5. Practice Patience.

Too many things ahead? If your schedule is busy, you’ll be eager to get things done ASAP. The morning is the period of the day when you should practice patience. Relax.

You already made a plan. There’s time for everything. You’ll get through the day. For now, cherish this precious moment of morning relaxation.

6. Juice Up.

How to Win The 9-to-5 Battle by Staying Healthy at Work

It’s no wonder why so many celebrities are into the latest juice detox trend. Healthy juices give you valuable nutrients and make you feel more energized.
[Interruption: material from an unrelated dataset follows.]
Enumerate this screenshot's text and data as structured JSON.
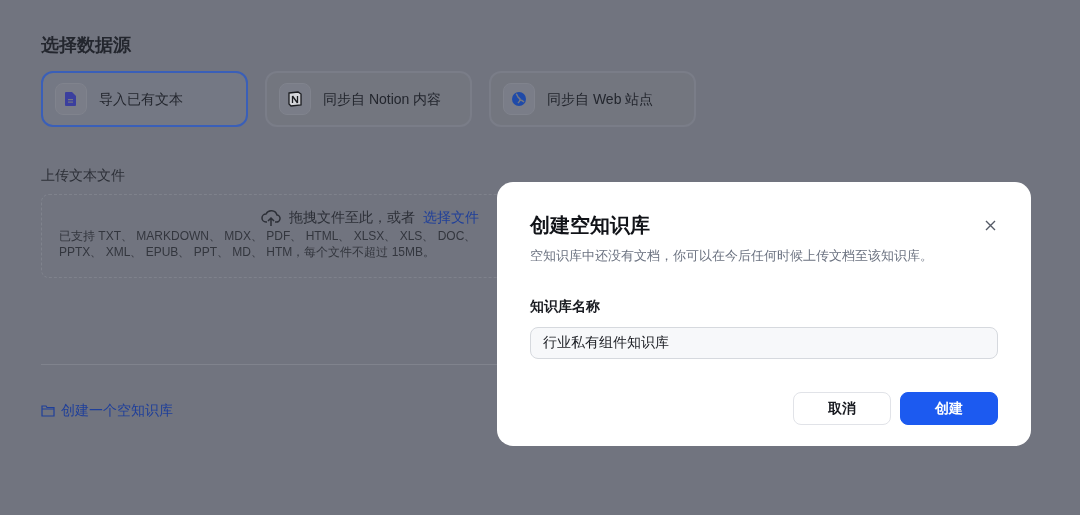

Have a different juice every single morning. Sure, the juicer will take some cleaning after, but the juice will certainly give you enough energy for that.

7. Eat Breakfast.

You saw this coming, didn’t you?

Uber successful people know that the breakfast is the most important meal of the day. It’s even better when it’s healthy.

Yes; the juice can be your breakfast, but it won’t make you feel full for long. If you don’t intend to have a standard breakfast, pack some fruit for work. A banana and an apple are mandatory!

8. Hydrate.

Have a glass of water as soon as you wake up. Hydration is essential for the way your entire system functions.

9. Be With the Right People.

In Tools of Titans, author Timothy Ferriss refers to a so-called “five chimps theory” in zoology. According to that theory, you can predict the behavior of any chimp if you analyze the five chimps they usually hang out with.

There’s a lot of wisdom in that theory. When you surround with nervous people, you’re nervous, too. When you surround yourself with positive characters, you reflect good vibes, too.

The first people you contact in the morning will set the mood for your day. Choose them carefully.

10. Celebrate Achievements.

When you wake up with a positive mindset, you’ll boost your chances of spending a good day.

Instead of thinking about all obstacles ahead, you should take time to think about all achievements you’ve made towards your current goals. This appreciation will convince you that you’re on the right track.

When we sum things up, all these morning habits of the ultra successful people seem pretty simple, don’t they?

However, it takes tons of persistence and commitment to stay true to them. Start by making small steps. Pick few of these activities and repeat them every day, until they turn into habits.   

Cathy Baylis is a personal growth expert who writes insightful articles that motivate and challenge others. She has worked as a writer for a little over a decade now, and owns several blogs that she updates on her free time.